- Subject index
This brilliant, coruscating book, written by one of the most formidable and original thinkers in Cultural Studies, examines questions of nationality, identity, the use of anecdote to build solidarity and the role of institutions in shaping culture. Ranging across many fields, including film and media, gender, nationality, globalization and popular culture, it provides a mind-clearing exercise in recognizing what culture is, and how it works, today. Illustrated with a fund of relevant and insightful examples, it addresses the central questions in cultural studies today: identity, post-identity, the uses of narrative and textual analysis, the industrial organization of solidarity and the opportunities and dilemmas of globalization.
Chapter 1: Afterthoughts on ‘Australianism’
Afterthoughts on ‘Australianism’

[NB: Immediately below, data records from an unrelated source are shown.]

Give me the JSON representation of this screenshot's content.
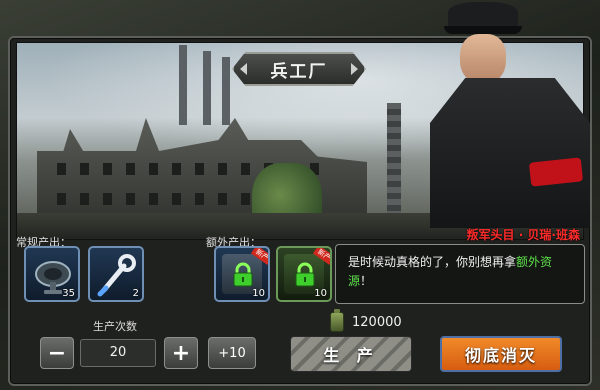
{
  "title": "兵工厂",
  "boss": {
    "name": "叛军头目 · 贝瑞·班森"
  },
  "regular_output": {
    "label": "常规产出：",
    "items": [
      {
        "icon": "radar-dish-icon",
        "count": "35"
      },
      {
        "icon": "wrench-icon",
        "count": "2"
      }
    ]
  },
  "extra_output": {
    "label": "额外产出：",
    "items": [
      {
        "icon": "lock-icon",
        "count": "10",
        "tag": "新产"
      },
      {
        "icon": "lock-icon",
        "count": "10",
        "tag": "新产"
      }
    ]
  },
  "dialog": {
    "text_before": "是时候动真格的了，你别想再拿",
    "text_highlight": "额外资源",
    "text_after": "！"
  },
  "production": {
    "label": "生产次数",
    "quantity": "20",
    "minus": "−",
    "plus": "+",
    "plus10": "+10"
  },
  "cost": {
    "amount": "120000",
    "icon": "fuel-canister-icon"
  },
  "buttons": {
    "produce": "生 产",
    "destroy": "彻底消灭"
  },
  "colors": {
    "boss_name": "#ff2a2a",
    "highlight": "#5ee04a",
    "destroy_button": "#e9721a"
  }
}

At a conference held in Fremantle, Western Australia, in 1991, I found myself placed oddly, I thought, on a panel called ‘Australianism’.1 Never having heard this word before, I was not sure what it meant. When speakers of English in Australia use an ‘Americanism’ or a ‘Gallicism’, we borrow from a foreign idiom and mix it with local speech. Presumably, speakers of any of the varieties of English in Fiji or Hong Kong or England can use an Australianism in that sense. But what could it mean for me – a white Australian with no familial or ethnic memories of a history in any other place – to talk metaphorically, in this alienating way, about ‘Australianism’ in Australia? Was I ...